Extracted records section start
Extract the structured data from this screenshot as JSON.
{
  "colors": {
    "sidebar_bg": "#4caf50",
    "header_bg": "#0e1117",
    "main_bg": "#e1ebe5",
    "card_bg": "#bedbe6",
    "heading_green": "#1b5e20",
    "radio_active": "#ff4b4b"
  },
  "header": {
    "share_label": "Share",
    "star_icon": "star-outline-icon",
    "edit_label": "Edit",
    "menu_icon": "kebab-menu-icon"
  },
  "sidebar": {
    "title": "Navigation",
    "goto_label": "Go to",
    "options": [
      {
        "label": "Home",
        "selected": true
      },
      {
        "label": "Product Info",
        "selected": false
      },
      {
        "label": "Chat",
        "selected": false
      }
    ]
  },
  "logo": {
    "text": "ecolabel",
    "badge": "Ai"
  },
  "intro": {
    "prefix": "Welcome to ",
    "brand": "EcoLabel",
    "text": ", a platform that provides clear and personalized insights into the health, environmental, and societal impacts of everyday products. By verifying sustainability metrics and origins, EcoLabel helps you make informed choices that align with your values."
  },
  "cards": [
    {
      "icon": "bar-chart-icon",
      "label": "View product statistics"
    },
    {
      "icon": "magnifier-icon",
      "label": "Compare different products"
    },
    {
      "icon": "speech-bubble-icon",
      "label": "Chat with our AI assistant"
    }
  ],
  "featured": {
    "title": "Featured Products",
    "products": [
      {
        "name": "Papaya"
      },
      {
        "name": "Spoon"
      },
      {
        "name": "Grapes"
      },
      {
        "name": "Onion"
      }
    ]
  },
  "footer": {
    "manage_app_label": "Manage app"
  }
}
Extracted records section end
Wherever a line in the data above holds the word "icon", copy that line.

    "star_icon": "star-outline-icon",
    "menu_icon": "kebab-menu-icon"
      "icon": "bar-chart-icon",
      "icon": "magnifier-icon",
      "icon": "speech-bubble-icon",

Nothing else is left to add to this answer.